Product Planning Distribution Channels and Market Segmentation

Assessing consumers’ present and emerging value orientations can help the marketer identify new product opportunities and achieve better product positioning among consumer segments. For example as values such as pleasure, an exciting life, comfortable life and self respect increase in importance, the marketer may find a need for having products with brand names, colors, and designs that enhance these important values. Consider a furniture manufacturer who might link these hanging values with a growing demand for furniture style and design that incorporate bright colors, bold designs, unique materials of construction, and unusual comfort features.

Some value segments contain many consumers, and this suggests that products can be positioned by designing them with attributes that are related to the global values distinguishing that particular market segment. For example, a segment of consumers who regard the values imaginative an exciting life and independent as important might be defined as group which is concerned with individuality and self expression.

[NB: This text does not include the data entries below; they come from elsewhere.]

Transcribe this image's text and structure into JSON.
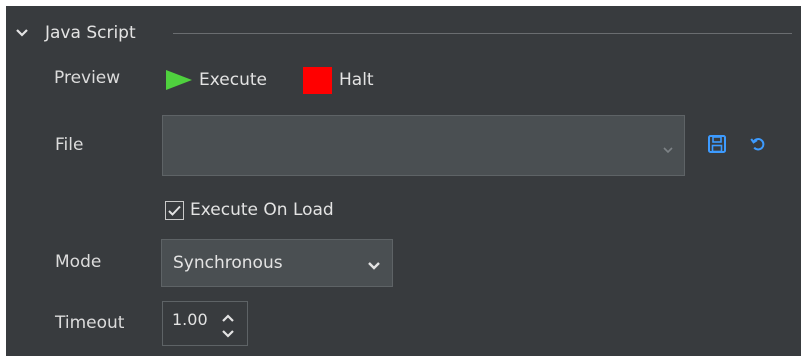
{
  "section": {
    "title": "Java Script",
    "icon": "chevron-down-icon"
  },
  "preview": {
    "label": "Preview",
    "execute_label": "Execute",
    "execute_icon": "play-icon",
    "execute_color": "#4fd13e",
    "halt_label": "Halt",
    "halt_icon": "stop-icon",
    "halt_color": "#ff0000"
  },
  "file": {
    "label": "File",
    "value": "",
    "save_icon": "save-icon",
    "reload_icon": "reload-icon",
    "icon_color": "#3d9bff"
  },
  "execute_on_load": {
    "label": "Execute On Load",
    "checked": true
  },
  "mode": {
    "label": "Mode",
    "value": "Synchronous"
  },
  "timeout": {
    "label": "Timeout",
    "value": "1.00"
  },
  "colors": {
    "panel_background": "#383b3e",
    "field_background": "#4a4f52",
    "text": "#e3e3e3"
  }
}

The group might be a reliable segment for marketers of products that are partially finished (such as furniture and homes) and products that can be tailored to the individual needs of consumers through the use of accessories styling chemical formulation and so on. Marketers of homes, automobiles clothing, cosmetics and fast foods have successfully used this approach.

Therefore contemporary marketing offering require periodic audits of product and service lines to determine how well they satisfy the complex needs and wants of changing consumer.

Distribution Channels:

Changing consumer value systems may lead to different shopping patterns, and new outlets may be necessary to reach consumers. For instance the ego involved self gratifying values of the market place offer many retiling challenges and opportunities. For time pressured consumers, retailers may offer in home catalog shopping of toll free telephone ordering of merchandise. Stores may use discounts and special offers to shift non-employed consumers to off peak hours in order to expedite hopping by the most time-impoverished consumers. Even drive in churches and funeral parlors exist for those who don’t have time to get out of their cars.

Promotion: New approaches in copy and artwork are called for in communicating memorably and persuasively with changing consumers. There are a number of ways that advertising is moving to appeal to the values of this new society: (1) defiance of social taboos; (2) more informative copy; (3) more true to life vignettes; (4) more advertising that names and debates competitors; (5) more advertising segmented toward the higher educated, higher income groups; (6) more advertising that frankly acknowledges mounting public cynicism about advertising ; (7) greater tress on ecology; (8) more advertising that realistically not paternalistically, acknowledges omen’s changing role in our society; and (9) advertising that breaks with tradition.

Market Segmentation: Knowledge of consumer value orientations provides a measurable set of variables, related to needs, which gives the marketer insight beyond merely demographic and psychographic dimensions. The growing diversity of individual tastes, coupled with a hedonistic philosophy and increasing incomes are contributing to ever greater segmentation of the market. Thus, understanding such value shifts in American society could be useful in predicting changing consumption patterns for products. Also, the marketer might be able to identify large market segments on the basis of value profiles and then develop programs that would emphasize those values important to each consumer segment. For example, when one group views a product in terms of status and another views it in a more functional way, then different promotional messages are likely to be needed for each group, as well as perhaps tailored products.

It will be necessary for marketers to assess the changes in size and composition of value segments in the marketplace and to understand the implications of these shifts for company activities. Here, marketing research will be useful for conducting broad based longitudinal studies to identify changes in value orientations. Such research may be helpful in uncovering smaller blocs of consumers within the overall US culture who emphasize significantly different cultural values than do the dominant cultural groups. Such groups are often referred to as countercultures.